## Exercise instructions:
Copy every line below where the string "Request" is found.

[Records contained in a dataset]
┌────────
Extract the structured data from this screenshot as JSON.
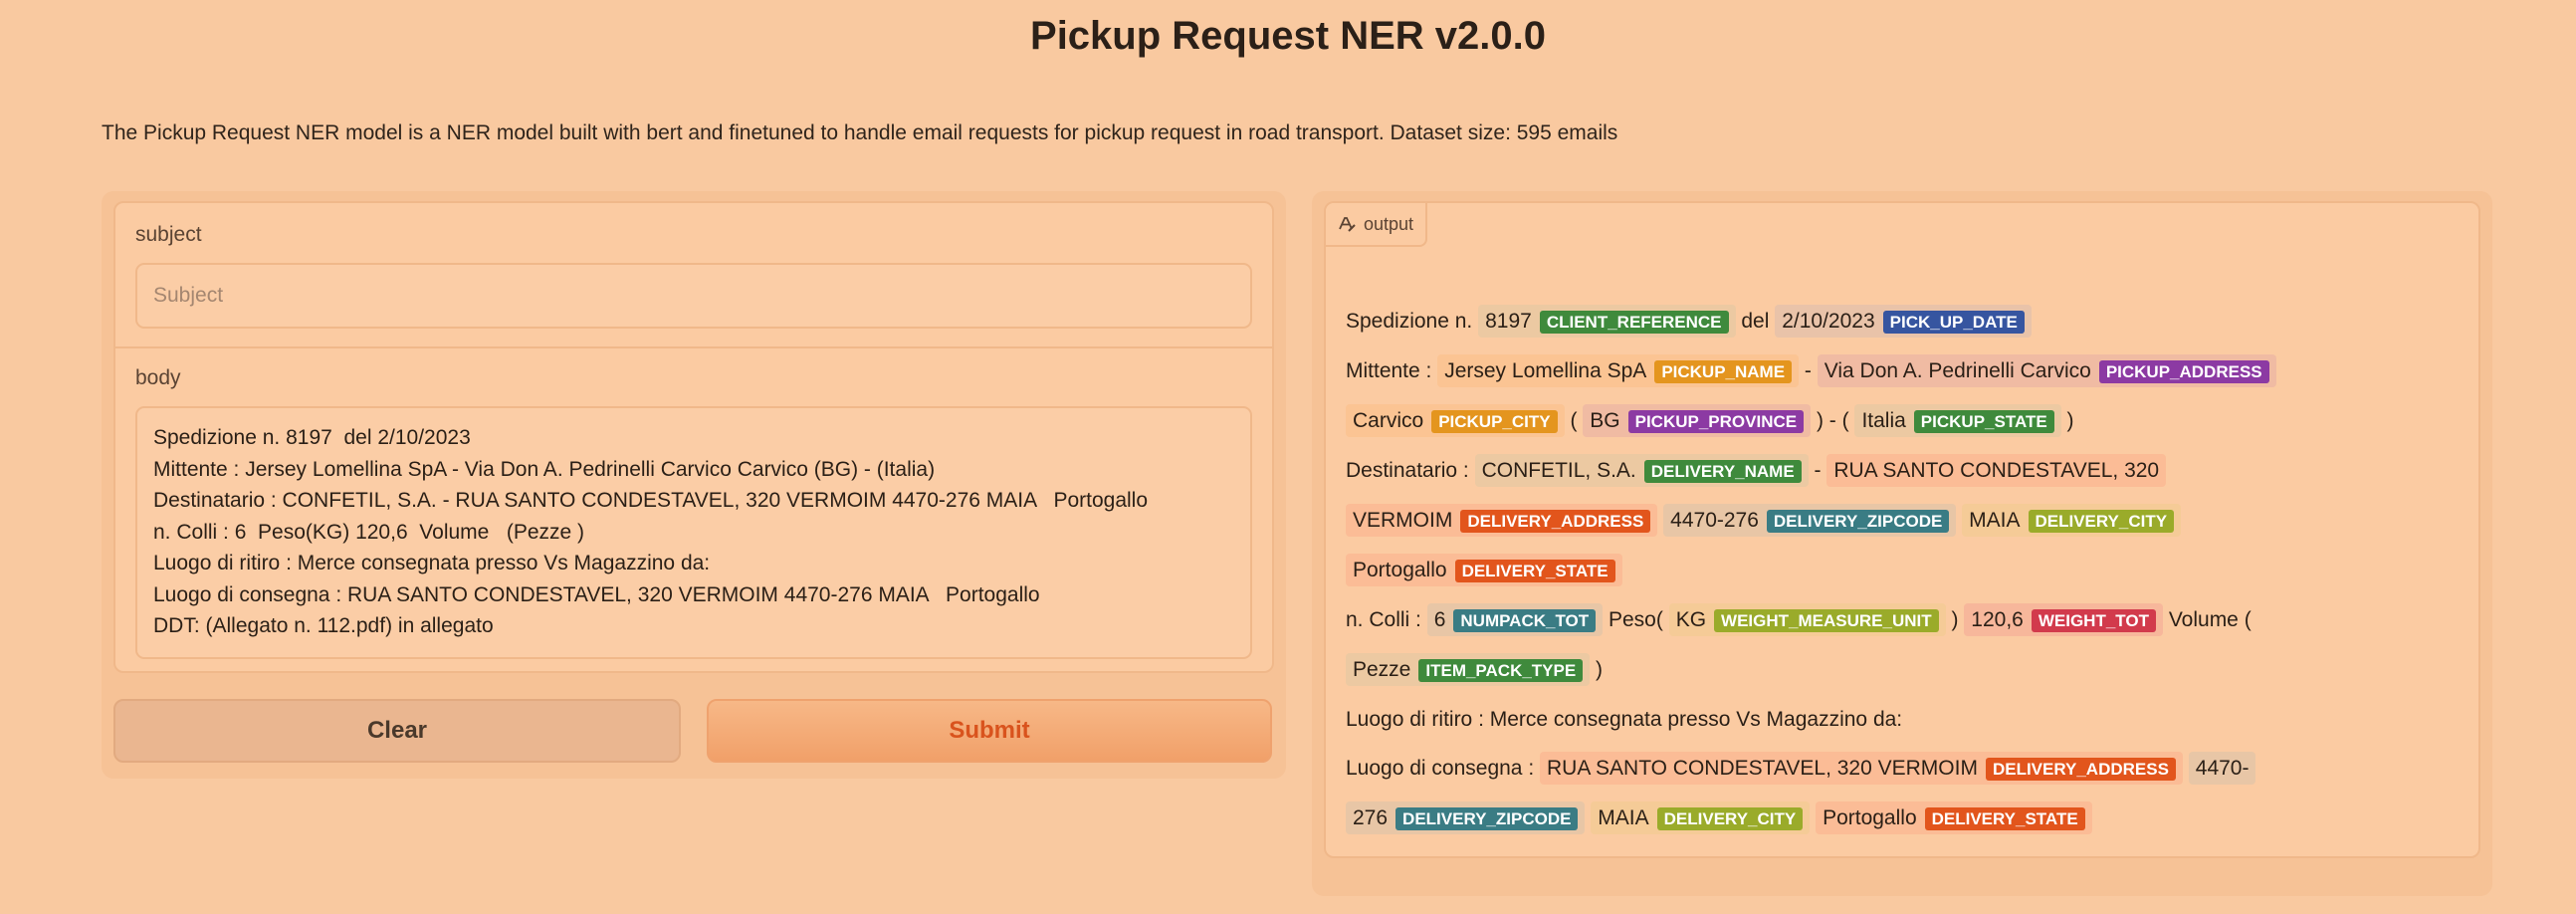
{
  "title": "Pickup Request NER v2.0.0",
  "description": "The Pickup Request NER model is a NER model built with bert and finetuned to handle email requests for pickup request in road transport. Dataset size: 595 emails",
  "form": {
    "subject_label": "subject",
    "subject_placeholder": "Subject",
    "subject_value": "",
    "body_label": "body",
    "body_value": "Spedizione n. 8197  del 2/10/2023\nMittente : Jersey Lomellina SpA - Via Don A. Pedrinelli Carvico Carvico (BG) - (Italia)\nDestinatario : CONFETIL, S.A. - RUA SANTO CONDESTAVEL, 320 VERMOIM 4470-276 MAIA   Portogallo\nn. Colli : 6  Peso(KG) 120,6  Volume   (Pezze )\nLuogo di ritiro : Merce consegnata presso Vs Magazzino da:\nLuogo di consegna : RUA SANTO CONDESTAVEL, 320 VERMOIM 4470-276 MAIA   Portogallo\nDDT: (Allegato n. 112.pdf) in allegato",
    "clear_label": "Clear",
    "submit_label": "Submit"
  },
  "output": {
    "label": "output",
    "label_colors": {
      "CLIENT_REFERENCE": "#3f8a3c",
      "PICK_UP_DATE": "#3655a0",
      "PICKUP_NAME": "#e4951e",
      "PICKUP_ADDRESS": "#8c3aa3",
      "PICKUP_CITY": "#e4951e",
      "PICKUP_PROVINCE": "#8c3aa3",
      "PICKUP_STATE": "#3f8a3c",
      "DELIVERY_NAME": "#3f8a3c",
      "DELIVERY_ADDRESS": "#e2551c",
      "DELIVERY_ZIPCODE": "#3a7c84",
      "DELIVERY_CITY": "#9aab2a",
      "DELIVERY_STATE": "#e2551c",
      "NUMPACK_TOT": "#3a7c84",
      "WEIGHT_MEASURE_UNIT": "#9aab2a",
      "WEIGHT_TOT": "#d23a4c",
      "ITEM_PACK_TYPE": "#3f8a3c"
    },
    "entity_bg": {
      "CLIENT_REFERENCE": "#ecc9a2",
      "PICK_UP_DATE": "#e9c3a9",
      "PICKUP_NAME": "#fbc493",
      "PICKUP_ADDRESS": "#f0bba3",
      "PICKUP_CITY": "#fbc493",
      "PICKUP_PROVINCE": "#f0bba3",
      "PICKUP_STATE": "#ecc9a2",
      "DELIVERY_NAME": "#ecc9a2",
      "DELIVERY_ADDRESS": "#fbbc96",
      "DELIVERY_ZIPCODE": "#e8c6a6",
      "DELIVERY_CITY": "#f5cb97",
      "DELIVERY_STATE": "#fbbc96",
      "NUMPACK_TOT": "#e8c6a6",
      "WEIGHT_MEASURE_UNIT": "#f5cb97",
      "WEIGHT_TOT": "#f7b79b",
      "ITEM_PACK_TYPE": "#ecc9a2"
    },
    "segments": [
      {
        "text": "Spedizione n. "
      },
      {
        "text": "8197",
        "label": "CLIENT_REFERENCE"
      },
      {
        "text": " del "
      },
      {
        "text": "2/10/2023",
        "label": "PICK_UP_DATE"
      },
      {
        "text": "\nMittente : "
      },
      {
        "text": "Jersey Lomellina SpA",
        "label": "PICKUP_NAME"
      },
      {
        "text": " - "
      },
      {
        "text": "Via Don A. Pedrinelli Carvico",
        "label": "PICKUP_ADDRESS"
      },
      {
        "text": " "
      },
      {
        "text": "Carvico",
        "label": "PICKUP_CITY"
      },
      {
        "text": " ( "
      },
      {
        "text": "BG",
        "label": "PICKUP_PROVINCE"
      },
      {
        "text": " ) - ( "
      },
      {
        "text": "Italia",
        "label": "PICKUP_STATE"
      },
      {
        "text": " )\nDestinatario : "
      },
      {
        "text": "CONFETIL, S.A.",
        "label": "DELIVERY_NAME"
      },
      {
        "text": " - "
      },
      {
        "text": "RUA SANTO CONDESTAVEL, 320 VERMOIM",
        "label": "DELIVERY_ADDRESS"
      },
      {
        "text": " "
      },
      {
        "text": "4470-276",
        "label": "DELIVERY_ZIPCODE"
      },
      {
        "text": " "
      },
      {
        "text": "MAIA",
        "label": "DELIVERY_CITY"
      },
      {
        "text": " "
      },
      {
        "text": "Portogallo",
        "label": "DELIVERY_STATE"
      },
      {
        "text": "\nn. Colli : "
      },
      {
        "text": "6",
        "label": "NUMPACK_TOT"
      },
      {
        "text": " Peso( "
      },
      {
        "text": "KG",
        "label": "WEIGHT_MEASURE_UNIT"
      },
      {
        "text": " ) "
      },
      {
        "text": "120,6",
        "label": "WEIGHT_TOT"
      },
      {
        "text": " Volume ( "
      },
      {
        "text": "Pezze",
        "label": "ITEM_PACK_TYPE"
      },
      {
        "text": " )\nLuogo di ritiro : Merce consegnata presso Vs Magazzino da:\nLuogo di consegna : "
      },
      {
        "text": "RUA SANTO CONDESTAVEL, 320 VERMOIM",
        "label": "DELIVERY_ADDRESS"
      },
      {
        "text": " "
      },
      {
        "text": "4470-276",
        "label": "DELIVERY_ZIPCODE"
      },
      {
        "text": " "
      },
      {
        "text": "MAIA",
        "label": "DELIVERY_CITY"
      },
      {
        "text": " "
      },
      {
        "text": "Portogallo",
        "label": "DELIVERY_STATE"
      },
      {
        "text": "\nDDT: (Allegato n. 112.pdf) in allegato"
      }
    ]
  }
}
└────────
## Exercise answer:
  "title": "Pickup Request NER v2.0.0",
  "description": "The Pickup Request NER model is a NER model built with bert and finetuned to handle email requests for pickup request in road transport. Dataset size: 595 emails",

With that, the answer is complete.